**SUPPLIED MATERIAL**.
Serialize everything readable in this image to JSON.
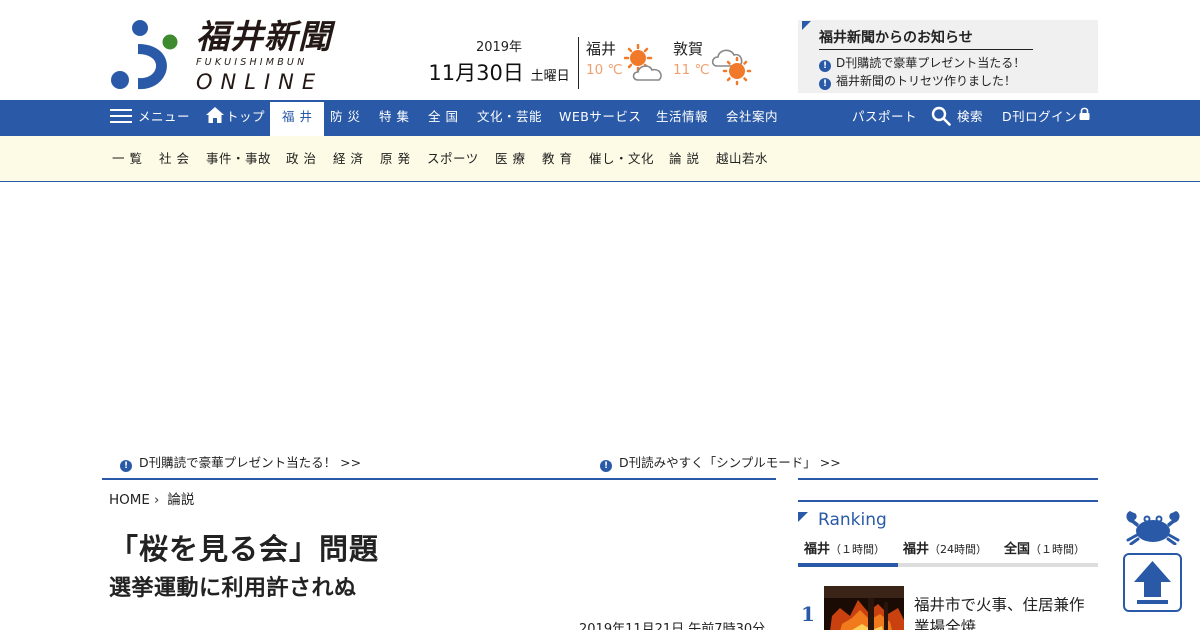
{
  "brand": {
    "name_jp": "福井新聞",
    "name_romaji": "FUKUISHIMBUN",
    "name_sub": "ONLINE",
    "color_primary": "#2a5aa7",
    "color_mark_green": "#3d8a2f"
  },
  "date": {
    "year": "2019年",
    "month_day": "11月30日",
    "weekday": "土曜日"
  },
  "weather": [
    {
      "city": "福井",
      "temp": "10 ℃",
      "icon": "sun-cloud-icon"
    },
    {
      "city": "敦賀",
      "temp": "11 ℃",
      "icon": "cloud-sun-icon"
    }
  ],
  "notice": {
    "title": "福井新聞からのお知らせ",
    "items": [
      "D刊購読で豪華プレゼント当たる！",
      "福井新聞のトリセツ作りました！"
    ]
  },
  "nav": {
    "menu": "メニュー",
    "top": "トップ",
    "items": [
      "福 井",
      "防 災",
      "特 集",
      "全 国",
      "文化・芸能",
      "WEBサービス",
      "生活情報",
      "会社案内"
    ],
    "active": "福 井",
    "passport": "パスポート",
    "search": "検索",
    "login": "D刊ログイン"
  },
  "subnav": [
    "一 覧",
    "社 会",
    "事件・事故",
    "政 治",
    "経 済",
    "原 発",
    "スポーツ",
    "医 療",
    "教 育",
    "催し・文化",
    "論 説",
    "越山若水"
  ],
  "promos": [
    "D刊購読で豪華プレゼント当たる！ >>",
    "D刊読みやすく「シンプルモード」 >>"
  ],
  "breadcrumb": {
    "home": "HOME",
    "section": "論説"
  },
  "article": {
    "headline": "「桜を見る会」問題",
    "subhead": "選挙運動に利用許されぬ",
    "published": "2019年11月21日 午前7時30分"
  },
  "ranking": {
    "title": "Ranking",
    "tabs": [
      {
        "name": "福井",
        "period": "（１時間）"
      },
      {
        "name": "福井",
        "period": "（24時間）"
      },
      {
        "name": "全国",
        "period": "（１時間）"
      }
    ],
    "active_tab": 0,
    "items": [
      {
        "rank": "1",
        "headline": "福井市で火事、住居兼作業場全焼"
      }
    ]
  }
}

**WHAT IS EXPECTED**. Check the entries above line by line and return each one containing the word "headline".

**RESPONSE TO THIS TASK**.
    "headline": "「桜を見る会」問題",
        "headline": "福井市で火事、住居兼作業場全焼"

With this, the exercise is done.